I have always been wary of lawyers and their practice. It seems that most of the successful lawyers (monetarily) are those that are experts at loopholes, delaying tactics, technicalities, manipulation of evidences, coercion and/or coaching of witnesses, misinterpretation of jurisprudence and other wily strategies to make mockery of the spirit of the law. As I once said they make the guilty innocent and innocent ludicrous. Current examples of injustices are the content of newspapers every day. Arguing about the constitutionality of issues even takes a different and more complicated tact. As experts assert, “we should realize that there often are two or more possible sides to a constitutional argument. And the outcome of a constitutional debate often depends upon the modality of constitutional interpretation a justice might use.” Others have said that a debate on constitutional issues would sometimes make use of circuitous forensics, legal legerdemain which doesn’t inspire trust and provide us much comfort.

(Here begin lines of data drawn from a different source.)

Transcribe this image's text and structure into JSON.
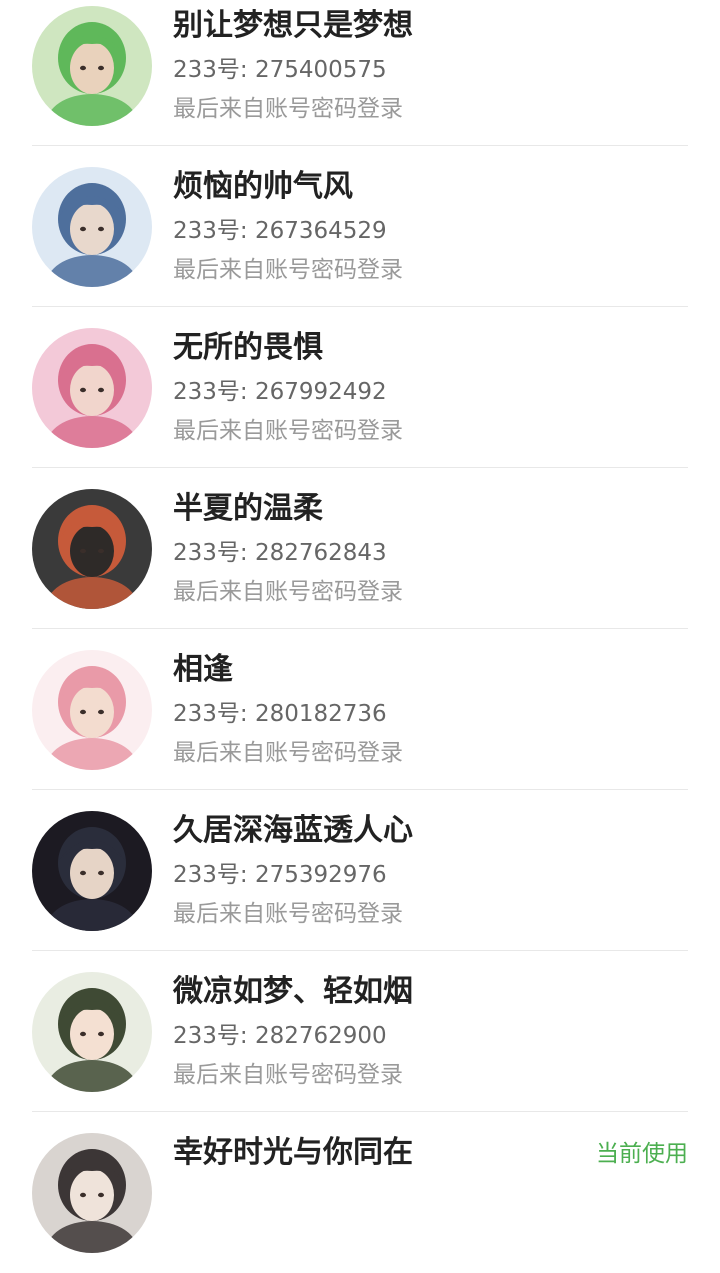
{
  "accounts": [
    {
      "name": "别让梦想只是梦想",
      "uid": "233号: 275400575",
      "login": "最后来自账号密码登录",
      "avatar_icon": "avatar-green-hair-girl",
      "colors": [
        "#cfe6c0",
        "#5fb85a",
        "#e9d2bc"
      ]
    },
    {
      "name": "烦恼的帅气风",
      "uid": "233号: 267364529",
      "login": "最后来自账号密码登录",
      "avatar_icon": "avatar-blue-hair-boy",
      "colors": [
        "#dde8f3",
        "#4e6f9c",
        "#e8d8cc"
      ]
    },
    {
      "name": "无所的畏惧",
      "uid": "233号: 267992492",
      "login": "最后来自账号密码登录",
      "avatar_icon": "avatar-pink-hair-girl",
      "colors": [
        "#f3c9d8",
        "#d9708f",
        "#f1d5cc"
      ]
    },
    {
      "name": "半夏的温柔",
      "uid": "233号: 282762843",
      "login": "最后来自账号密码登录",
      "avatar_icon": "avatar-boy-at-desk",
      "colors": [
        "#3a3a3a",
        "#c65a3a",
        "#2e2a28"
      ]
    },
    {
      "name": "相逢",
      "uid": "233号: 280182736",
      "login": "最后来自账号密码登录",
      "avatar_icon": "avatar-pink-hair-boy",
      "colors": [
        "#fbeef0",
        "#e99aa8",
        "#f3dccf"
      ]
    },
    {
      "name": "久居深海蓝透人心",
      "uid": "233号: 275392976",
      "login": "最后来自账号密码登录",
      "avatar_icon": "avatar-dark-hair-boy",
      "colors": [
        "#1c1a22",
        "#2a2d3b",
        "#e6d4c6"
      ]
    },
    {
      "name": "微凉如梦、轻如烟",
      "uid": "233号: 282762900",
      "login": "最后来自账号密码登录",
      "avatar_icon": "avatar-green-bob-girl",
      "colors": [
        "#e9ede2",
        "#3f4a34",
        "#f4e0d2"
      ]
    },
    {
      "name": "幸好时光与你同在",
      "uid": "",
      "login": "",
      "current_label": "当前使用",
      "avatar_icon": "avatar-dark-hair-girl",
      "colors": [
        "#d9d4d0",
        "#3c3636",
        "#efe3da"
      ]
    }
  ],
  "current_color": "#4caf50"
}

The issues in the debate of the constitution and the Supreme Court are vital to us because it touches on our lives, our liberties and our happiness. What seem to be out of the picture are the discerned morality and the inherent correctness of things, the spirit of which should override all arguments. The Supreme Court, by the exercise of judicial review, wields tremendous political power. This tremendous political power that the Supreme Court yields is terrifying if it is controlled by the wrong hands.

What most people fail to realize is that the contrarian stance of the Arroyo installed justices who feel obliged to reciprocate to her and probably aided by ongoing and new incentives, stems from Gloria’s motive of having a Supreme Court that is friendly towards her so that she will be protected once out of her presidential protective mantle. It is no longer a chief executive protecting herself from being OUSTED, it is a case of creating a shield of protection from prosecution for misdeeds when she was in authority. Gloria chose some of her justices with the motive of protecting herself from the law which she anticipated will go after her hammer and tongs. It was never based on a violation of basic governance philosophies, political, personal and ideological considerations. She is being pursued for CRIMES committed. Proof of this is the indecent haste and surreptitiousness of appointments of personalities into government positions which will help her achieve her dastardly purpose; that of being exonerated from all the misdeeds that she foresaw will be charged against her.
In our system the appointment of justices is the prerogative of the president. Gloria had served an extended ten years as head of state and in the process the make-up of the judicial bench in the high court are predominantly her appointees. It would be reasonable to expect that some of them are qualified in terms uprightness and capability for judicious dispensing of the law. The justices seated at the benches of the Supreme Court, on the whole, would not be devoid of integrity, dignity, honour and self esteem. Their tragic flaw is that they are overly grateful for the one who installed them in their positions. If only they would show impartiality on cases regarding Gloria whom they have favoured consistently to the chagrin of the present administration. They are capable of being honourable except for the cases involving Gloria for reasons we speculate on and they find hard to divulge.